▶ **What the task requires**
Begin at the line with "Decode this image" and write out every line after it, exactly, through the last line below, adding nothing.

<<<<

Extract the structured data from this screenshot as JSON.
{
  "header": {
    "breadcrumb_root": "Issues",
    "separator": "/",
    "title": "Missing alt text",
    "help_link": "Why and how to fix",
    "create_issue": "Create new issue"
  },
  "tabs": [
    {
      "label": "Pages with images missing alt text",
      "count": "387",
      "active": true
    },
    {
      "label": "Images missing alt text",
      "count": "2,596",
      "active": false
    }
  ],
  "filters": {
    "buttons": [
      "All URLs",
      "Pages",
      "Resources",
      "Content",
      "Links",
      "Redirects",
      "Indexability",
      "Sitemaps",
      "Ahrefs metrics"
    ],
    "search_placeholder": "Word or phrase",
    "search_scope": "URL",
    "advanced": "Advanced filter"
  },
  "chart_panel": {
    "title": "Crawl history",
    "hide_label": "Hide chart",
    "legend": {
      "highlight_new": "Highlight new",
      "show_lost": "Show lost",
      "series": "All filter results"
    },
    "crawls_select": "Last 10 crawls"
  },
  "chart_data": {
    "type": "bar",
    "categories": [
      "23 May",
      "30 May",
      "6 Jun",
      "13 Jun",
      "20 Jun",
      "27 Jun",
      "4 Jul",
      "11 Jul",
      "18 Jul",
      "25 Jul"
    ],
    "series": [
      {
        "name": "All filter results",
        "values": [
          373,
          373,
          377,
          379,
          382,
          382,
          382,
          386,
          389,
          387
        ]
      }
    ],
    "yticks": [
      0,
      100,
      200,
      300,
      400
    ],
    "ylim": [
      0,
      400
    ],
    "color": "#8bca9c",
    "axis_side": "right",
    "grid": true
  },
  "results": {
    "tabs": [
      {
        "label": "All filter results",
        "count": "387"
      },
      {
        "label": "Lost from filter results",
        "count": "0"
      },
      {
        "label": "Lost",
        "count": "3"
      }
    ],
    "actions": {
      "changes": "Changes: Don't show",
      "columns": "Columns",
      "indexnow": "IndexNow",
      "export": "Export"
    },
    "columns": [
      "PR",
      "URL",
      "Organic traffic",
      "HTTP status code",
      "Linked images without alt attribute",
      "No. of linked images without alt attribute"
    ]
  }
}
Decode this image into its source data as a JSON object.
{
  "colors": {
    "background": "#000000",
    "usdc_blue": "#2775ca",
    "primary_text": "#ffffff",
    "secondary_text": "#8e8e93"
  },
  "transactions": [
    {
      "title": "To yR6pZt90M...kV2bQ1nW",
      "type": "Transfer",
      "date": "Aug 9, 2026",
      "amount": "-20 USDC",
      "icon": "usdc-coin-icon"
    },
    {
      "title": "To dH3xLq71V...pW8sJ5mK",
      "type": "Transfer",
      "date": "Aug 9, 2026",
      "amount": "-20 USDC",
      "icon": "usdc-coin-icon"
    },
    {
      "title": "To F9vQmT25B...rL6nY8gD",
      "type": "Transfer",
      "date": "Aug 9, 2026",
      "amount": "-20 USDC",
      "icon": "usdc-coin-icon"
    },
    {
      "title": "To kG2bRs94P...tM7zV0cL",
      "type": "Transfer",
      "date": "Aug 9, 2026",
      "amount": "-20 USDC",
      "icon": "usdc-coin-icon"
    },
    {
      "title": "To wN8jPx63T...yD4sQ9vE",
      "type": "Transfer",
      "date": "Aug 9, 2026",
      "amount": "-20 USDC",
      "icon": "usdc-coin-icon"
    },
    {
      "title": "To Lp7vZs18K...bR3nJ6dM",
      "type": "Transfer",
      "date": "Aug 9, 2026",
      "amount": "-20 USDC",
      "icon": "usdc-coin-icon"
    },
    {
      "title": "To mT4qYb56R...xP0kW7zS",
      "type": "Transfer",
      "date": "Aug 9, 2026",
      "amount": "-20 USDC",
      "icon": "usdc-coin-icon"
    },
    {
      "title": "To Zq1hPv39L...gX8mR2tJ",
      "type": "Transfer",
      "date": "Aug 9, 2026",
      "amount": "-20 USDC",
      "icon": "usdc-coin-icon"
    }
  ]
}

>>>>

▶ **The answer**
Decode this image into its source data as a JSON object.
{
  "colors": {
    "background": "#000000",
    "usdc_blue": "#2775ca",
    "primary_text": "#ffffff",
    "secondary_text": "#8e8e93"
  },
  "transactions": [
    {
      "title": "To yR6pZt90M...kV2bQ1nW",
      "type": "Transfer",
      "date": "Aug 9, 2026",
      "amount": "-20 USDC",
      "icon": "usdc-coin-icon"
    },
    {
      "title": "To dH3xLq71V...pW8sJ5mK",
      "type": "Transfer",
      "date": "Aug 9, 2026",
      "amount": "-20 USDC",
      "icon": "usdc-coin-icon"
    },
    {
      "title": "To F9vQmT25B...rL6nY8gD",
      "type": "Transfer",
      "date": "Aug 9, 2026",
      "amount": "-20 USDC",
      "icon": "usdc-coin-icon"
    },
    {
      "title": "To kG2bRs94P...tM7zV0cL",
      "type": "Transfer",
      "date": "Aug 9, 2026",
      "amount": "-20 USDC",
      "icon": "usdc-coin-icon"
    },
    {
      "title": "To wN8jPx63T...yD4sQ9vE",
      "type": "Transfer",
      "date": "Aug 9, 2026",
      "amount": "-20 USDC",
      "icon": "usdc-coin-icon"
    },
    {
      "title": "To Lp7vZs18K...bR3nJ6dM",
      "type": "Transfer",
      "date": "Aug 9, 2026",
      "amount": "-20 USDC",
      "icon": "usdc-coin-icon"
    },
    {
      "title": "To mT4qYb56R...xP0kW7zS",
      "type": "Transfer",
      "date": "Aug 9, 2026",
      "amount": "-20 USDC",
      "icon": "usdc-coin-icon"
    },
    {
      "title": "To Zq1hPv39L...gX8mR2tJ",
      "type": "Transfer",
      "date": "Aug 9, 2026",
      "amount": "-20 USDC",
      "icon": "usdc-coin-icon"
    }
  ]
}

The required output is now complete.